## [Instructions to follow]
Your reply should reproduce each line below exactly and carry none of the pictures.

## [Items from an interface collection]

------------------------------------------------

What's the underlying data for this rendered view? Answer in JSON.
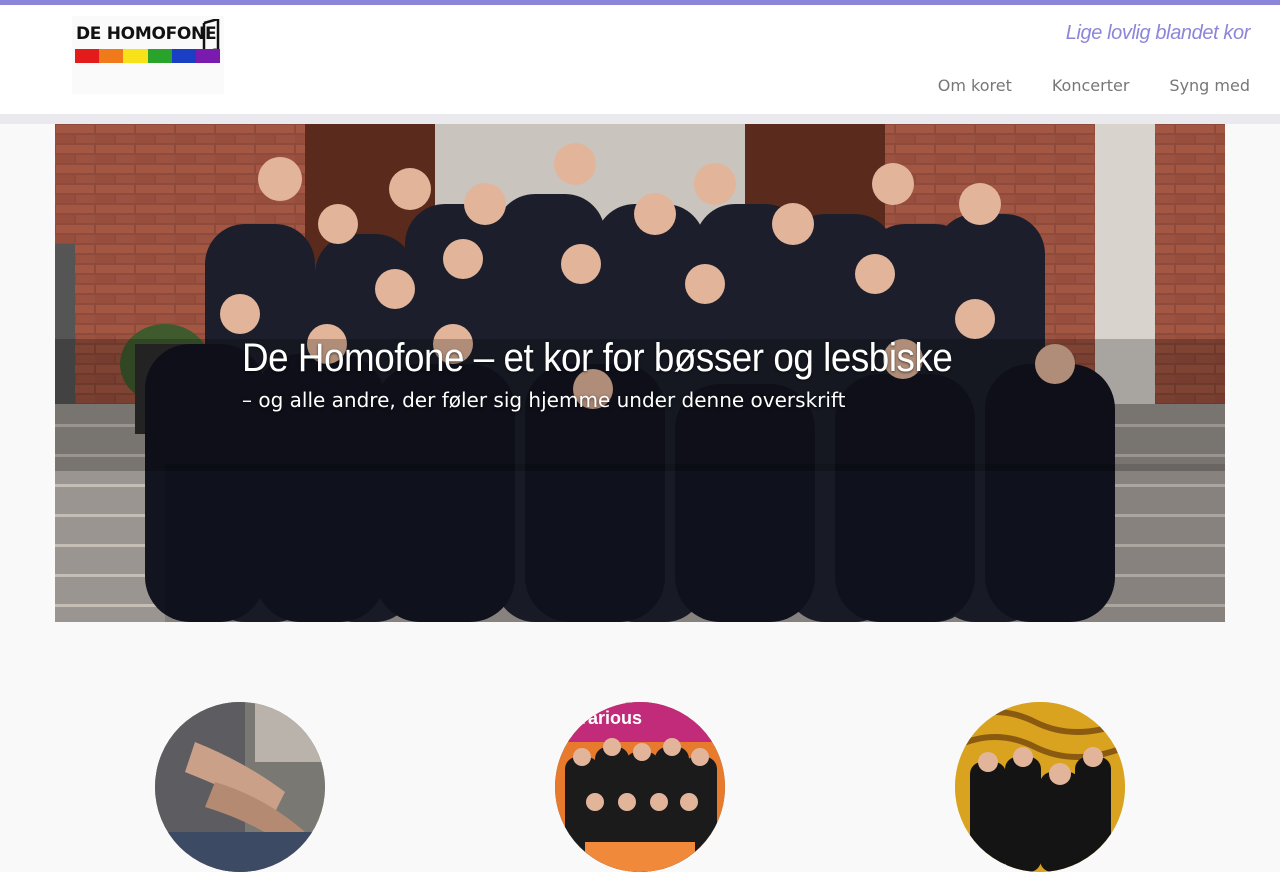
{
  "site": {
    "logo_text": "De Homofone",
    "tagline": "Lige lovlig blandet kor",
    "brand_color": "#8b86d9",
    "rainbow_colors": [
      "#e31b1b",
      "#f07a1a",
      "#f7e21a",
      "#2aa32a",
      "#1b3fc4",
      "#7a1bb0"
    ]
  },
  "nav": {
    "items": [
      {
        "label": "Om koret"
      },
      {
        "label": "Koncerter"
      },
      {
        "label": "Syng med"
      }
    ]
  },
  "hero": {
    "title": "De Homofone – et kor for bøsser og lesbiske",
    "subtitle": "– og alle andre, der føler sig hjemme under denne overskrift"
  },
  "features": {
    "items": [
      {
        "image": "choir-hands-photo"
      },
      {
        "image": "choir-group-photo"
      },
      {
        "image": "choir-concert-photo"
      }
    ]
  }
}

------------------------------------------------

## [Answer to this task]
What's the underlying data for this rendered view? Answer in JSON.
{
  "site": {
    "logo_text": "De Homofone",
    "tagline": "Lige lovlig blandet kor",
    "brand_color": "#8b86d9",
    "rainbow_colors": [
      "#e31b1b",
      "#f07a1a",
      "#f7e21a",
      "#2aa32a",
      "#1b3fc4",
      "#7a1bb0"
    ]
  },
  "nav": {
    "items": [
      {
        "label": "Om koret"
      },
      {
        "label": "Koncerter"
      },
      {
        "label": "Syng med"
      }
    ]
  },
  "hero": {
    "title": "De Homofone – et kor for bøsser og lesbiske",
    "subtitle": "– og alle andre, der føler sig hjemme under denne overskrift"
  },
  "features": {
    "items": [
      {
        "image": "choir-hands-photo"
      },
      {
        "image": "choir-group-photo"
      },
      {
        "image": "choir-concert-photo"
      }
    ]
  }
}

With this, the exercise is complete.